■ **DATASET**
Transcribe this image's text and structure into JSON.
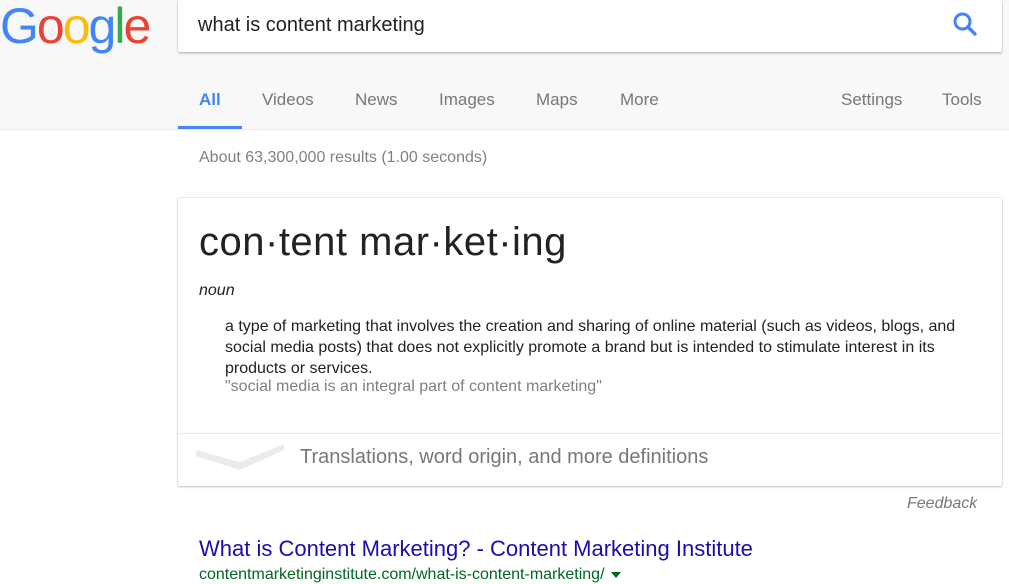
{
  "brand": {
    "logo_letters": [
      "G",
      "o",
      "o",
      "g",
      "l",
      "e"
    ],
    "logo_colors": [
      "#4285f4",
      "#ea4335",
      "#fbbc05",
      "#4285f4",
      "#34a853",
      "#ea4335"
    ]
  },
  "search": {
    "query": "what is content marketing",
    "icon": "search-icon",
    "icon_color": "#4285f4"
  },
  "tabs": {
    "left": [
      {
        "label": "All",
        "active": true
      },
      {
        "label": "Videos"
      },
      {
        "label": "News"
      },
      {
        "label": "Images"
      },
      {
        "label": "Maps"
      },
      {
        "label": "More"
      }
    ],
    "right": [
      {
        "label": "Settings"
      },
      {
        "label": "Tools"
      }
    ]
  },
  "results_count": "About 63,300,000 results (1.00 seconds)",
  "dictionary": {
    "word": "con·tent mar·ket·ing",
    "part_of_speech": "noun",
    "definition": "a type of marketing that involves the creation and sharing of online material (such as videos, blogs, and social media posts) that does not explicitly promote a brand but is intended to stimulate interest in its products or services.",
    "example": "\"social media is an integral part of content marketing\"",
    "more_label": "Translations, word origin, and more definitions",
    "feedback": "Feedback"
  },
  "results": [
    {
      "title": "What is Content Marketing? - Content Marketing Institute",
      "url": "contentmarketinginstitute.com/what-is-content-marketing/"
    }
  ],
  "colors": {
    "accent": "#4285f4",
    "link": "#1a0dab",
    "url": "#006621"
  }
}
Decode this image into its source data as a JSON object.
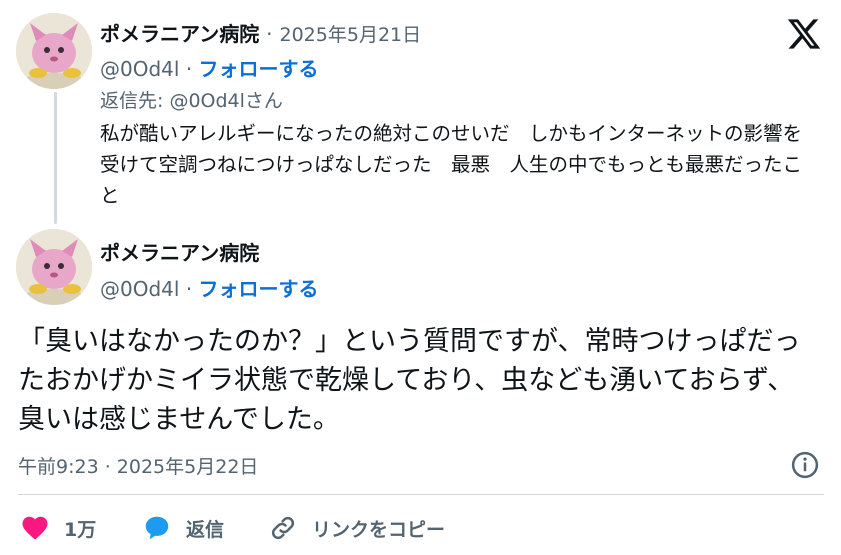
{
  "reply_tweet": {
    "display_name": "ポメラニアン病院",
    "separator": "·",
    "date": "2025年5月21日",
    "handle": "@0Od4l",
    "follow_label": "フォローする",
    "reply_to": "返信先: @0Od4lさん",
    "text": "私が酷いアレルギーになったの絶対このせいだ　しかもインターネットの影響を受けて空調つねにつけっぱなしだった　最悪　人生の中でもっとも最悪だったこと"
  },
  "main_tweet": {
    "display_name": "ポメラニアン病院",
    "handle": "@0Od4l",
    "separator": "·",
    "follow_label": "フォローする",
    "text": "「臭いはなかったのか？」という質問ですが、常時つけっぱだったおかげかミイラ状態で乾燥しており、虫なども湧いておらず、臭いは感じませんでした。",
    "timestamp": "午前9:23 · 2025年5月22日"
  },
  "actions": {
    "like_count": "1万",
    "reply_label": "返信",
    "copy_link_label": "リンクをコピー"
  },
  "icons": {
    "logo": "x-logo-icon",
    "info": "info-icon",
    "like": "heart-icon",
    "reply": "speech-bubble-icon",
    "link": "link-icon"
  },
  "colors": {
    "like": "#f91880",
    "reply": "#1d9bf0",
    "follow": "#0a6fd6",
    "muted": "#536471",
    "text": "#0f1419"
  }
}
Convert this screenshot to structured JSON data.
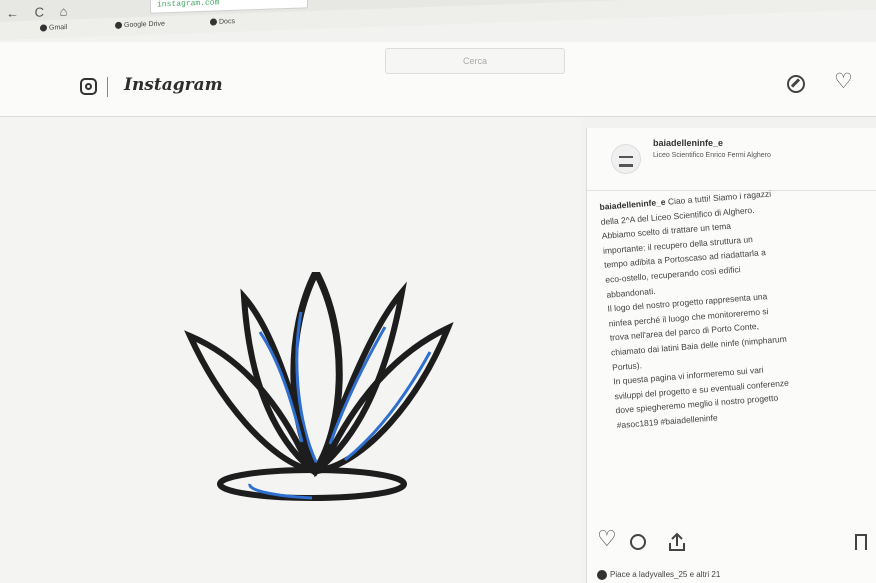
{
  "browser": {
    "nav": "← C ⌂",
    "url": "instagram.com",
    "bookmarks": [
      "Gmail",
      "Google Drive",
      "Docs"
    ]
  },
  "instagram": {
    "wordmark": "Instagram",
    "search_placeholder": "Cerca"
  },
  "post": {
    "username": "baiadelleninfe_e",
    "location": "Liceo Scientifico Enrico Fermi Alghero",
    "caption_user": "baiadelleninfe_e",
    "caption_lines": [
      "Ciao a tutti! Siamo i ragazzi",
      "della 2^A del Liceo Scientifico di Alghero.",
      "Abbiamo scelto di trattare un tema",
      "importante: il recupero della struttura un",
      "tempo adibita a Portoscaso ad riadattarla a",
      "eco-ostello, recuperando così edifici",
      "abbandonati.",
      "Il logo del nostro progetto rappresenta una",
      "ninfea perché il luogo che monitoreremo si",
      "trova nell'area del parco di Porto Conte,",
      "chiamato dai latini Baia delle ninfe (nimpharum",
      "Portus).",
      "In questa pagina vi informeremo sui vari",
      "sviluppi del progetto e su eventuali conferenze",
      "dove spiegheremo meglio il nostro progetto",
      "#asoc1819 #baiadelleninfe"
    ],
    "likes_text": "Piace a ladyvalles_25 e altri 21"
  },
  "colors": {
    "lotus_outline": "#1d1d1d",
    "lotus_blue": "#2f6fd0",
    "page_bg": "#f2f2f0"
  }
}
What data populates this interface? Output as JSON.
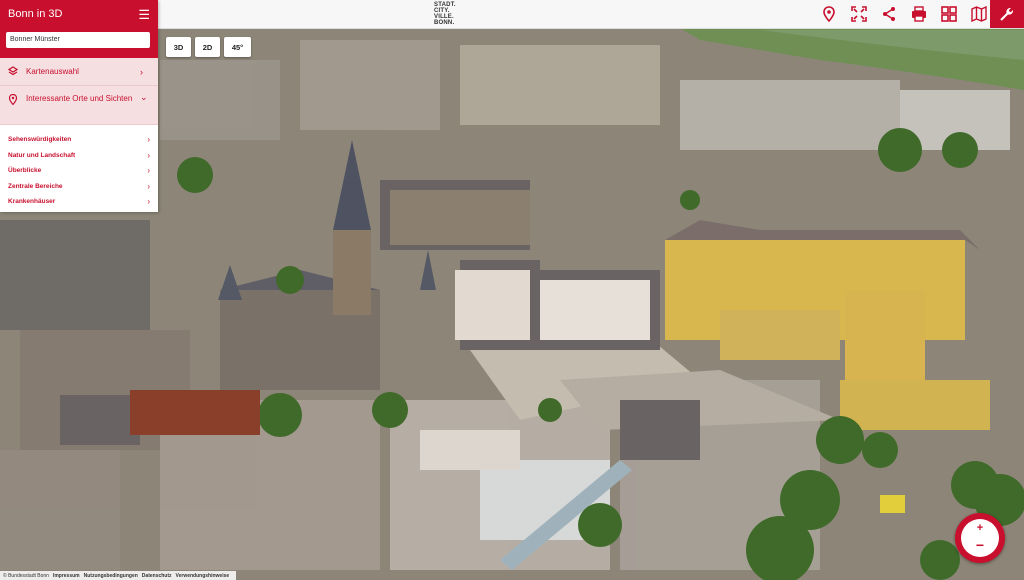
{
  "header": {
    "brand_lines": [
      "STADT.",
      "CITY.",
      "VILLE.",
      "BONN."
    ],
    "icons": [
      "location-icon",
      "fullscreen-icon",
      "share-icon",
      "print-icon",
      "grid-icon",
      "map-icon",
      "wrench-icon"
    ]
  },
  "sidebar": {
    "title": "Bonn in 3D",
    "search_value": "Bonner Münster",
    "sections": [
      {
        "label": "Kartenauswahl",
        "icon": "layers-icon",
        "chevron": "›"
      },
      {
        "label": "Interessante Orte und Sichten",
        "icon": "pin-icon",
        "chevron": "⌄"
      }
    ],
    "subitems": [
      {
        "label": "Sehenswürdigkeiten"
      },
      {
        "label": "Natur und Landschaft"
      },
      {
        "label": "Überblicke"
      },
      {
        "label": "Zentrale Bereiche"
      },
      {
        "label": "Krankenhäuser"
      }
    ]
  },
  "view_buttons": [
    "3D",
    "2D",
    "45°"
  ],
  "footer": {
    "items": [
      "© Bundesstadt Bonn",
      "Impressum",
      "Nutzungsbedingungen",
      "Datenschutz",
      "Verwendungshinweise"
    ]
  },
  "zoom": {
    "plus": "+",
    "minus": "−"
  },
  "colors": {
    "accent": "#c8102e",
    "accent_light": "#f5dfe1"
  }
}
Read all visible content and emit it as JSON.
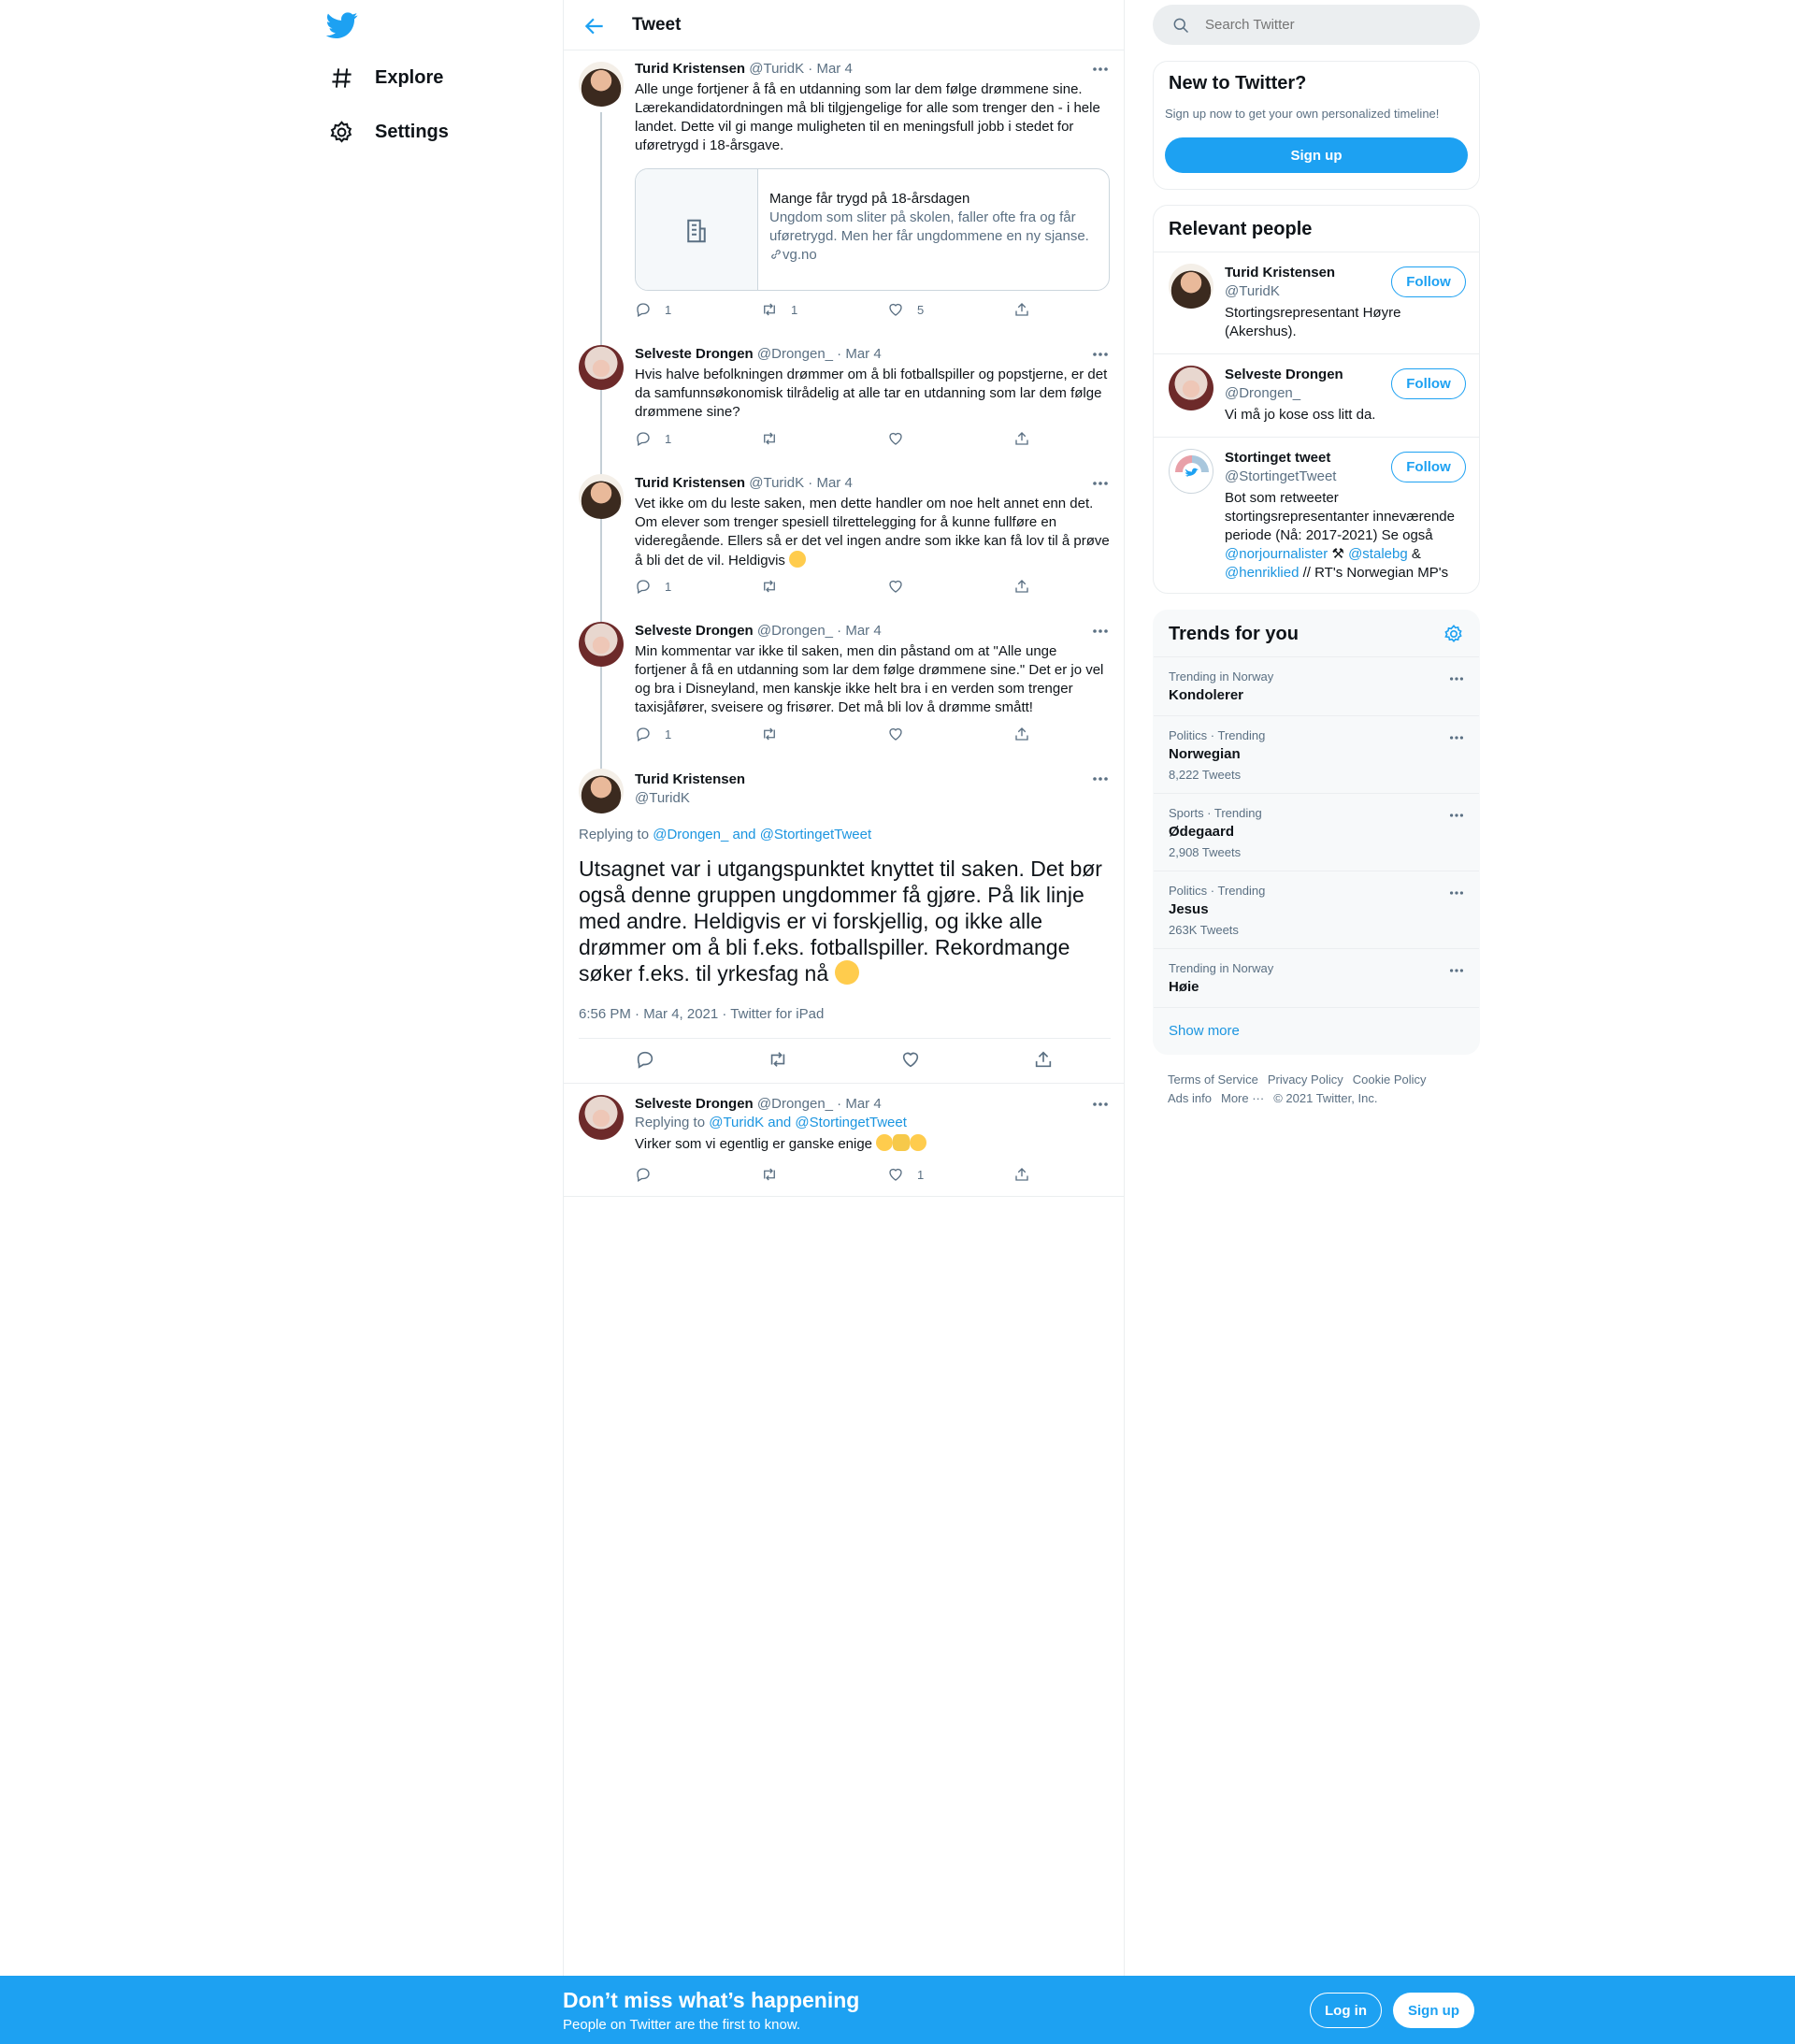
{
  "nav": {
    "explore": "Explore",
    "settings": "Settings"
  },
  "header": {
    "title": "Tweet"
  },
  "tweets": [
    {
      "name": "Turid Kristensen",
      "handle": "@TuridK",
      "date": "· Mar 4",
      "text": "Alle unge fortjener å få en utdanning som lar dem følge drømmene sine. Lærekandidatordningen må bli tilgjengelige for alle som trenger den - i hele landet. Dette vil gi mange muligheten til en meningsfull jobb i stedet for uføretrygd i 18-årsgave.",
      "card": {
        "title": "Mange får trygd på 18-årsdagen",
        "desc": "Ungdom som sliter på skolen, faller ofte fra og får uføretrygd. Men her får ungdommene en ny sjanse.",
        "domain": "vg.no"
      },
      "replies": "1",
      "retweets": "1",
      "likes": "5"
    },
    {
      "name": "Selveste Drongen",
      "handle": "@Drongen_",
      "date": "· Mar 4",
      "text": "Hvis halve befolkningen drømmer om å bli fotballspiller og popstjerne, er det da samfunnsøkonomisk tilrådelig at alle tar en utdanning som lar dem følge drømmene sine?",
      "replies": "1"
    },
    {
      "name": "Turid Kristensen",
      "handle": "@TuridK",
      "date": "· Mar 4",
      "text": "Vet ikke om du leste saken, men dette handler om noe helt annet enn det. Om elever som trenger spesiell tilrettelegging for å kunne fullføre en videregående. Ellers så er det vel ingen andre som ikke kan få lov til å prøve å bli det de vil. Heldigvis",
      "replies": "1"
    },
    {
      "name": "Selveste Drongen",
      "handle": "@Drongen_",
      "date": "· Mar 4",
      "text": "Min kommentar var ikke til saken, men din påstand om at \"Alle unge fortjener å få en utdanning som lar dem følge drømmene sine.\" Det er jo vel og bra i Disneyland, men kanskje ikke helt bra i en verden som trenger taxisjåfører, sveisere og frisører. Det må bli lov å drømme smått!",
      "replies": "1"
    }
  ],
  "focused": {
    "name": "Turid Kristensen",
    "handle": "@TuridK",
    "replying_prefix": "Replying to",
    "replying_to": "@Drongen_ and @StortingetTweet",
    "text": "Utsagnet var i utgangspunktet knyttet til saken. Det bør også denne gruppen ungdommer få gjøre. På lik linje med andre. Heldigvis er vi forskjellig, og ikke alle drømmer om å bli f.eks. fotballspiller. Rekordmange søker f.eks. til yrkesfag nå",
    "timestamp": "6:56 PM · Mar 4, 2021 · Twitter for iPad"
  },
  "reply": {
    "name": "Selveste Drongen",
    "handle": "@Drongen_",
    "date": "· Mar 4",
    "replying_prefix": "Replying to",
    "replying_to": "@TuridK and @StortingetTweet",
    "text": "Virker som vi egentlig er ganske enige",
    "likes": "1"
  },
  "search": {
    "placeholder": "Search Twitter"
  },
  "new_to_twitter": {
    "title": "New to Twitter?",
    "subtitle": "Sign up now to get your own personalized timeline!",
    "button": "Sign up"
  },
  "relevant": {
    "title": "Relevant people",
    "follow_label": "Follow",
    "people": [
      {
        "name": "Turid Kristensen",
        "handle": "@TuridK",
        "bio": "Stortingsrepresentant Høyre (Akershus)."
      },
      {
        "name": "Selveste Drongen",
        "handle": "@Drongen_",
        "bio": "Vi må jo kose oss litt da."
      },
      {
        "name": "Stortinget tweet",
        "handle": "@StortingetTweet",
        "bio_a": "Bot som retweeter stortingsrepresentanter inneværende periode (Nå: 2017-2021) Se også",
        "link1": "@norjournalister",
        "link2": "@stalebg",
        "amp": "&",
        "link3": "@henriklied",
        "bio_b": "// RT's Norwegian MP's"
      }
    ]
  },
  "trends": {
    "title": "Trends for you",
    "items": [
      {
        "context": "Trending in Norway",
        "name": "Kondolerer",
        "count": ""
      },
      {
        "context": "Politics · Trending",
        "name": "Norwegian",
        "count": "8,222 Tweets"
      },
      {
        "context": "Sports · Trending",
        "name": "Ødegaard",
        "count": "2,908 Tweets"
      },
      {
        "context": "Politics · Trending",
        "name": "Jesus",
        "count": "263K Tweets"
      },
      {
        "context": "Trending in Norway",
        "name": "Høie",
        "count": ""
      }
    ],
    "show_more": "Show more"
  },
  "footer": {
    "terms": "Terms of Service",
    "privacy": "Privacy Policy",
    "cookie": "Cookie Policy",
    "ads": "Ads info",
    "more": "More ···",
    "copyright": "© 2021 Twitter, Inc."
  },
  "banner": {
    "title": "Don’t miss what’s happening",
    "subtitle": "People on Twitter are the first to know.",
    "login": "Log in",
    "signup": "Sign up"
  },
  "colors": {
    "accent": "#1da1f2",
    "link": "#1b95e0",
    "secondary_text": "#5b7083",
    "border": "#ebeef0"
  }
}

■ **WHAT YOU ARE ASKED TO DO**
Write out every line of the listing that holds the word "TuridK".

■ **ANSWER**
      "handle": "@TuridK",
      "handle": "@TuridK",
    "handle": "@TuridK",
    "replying_to": "@TuridK and @StortingetTweet",
        "handle": "@TuridK",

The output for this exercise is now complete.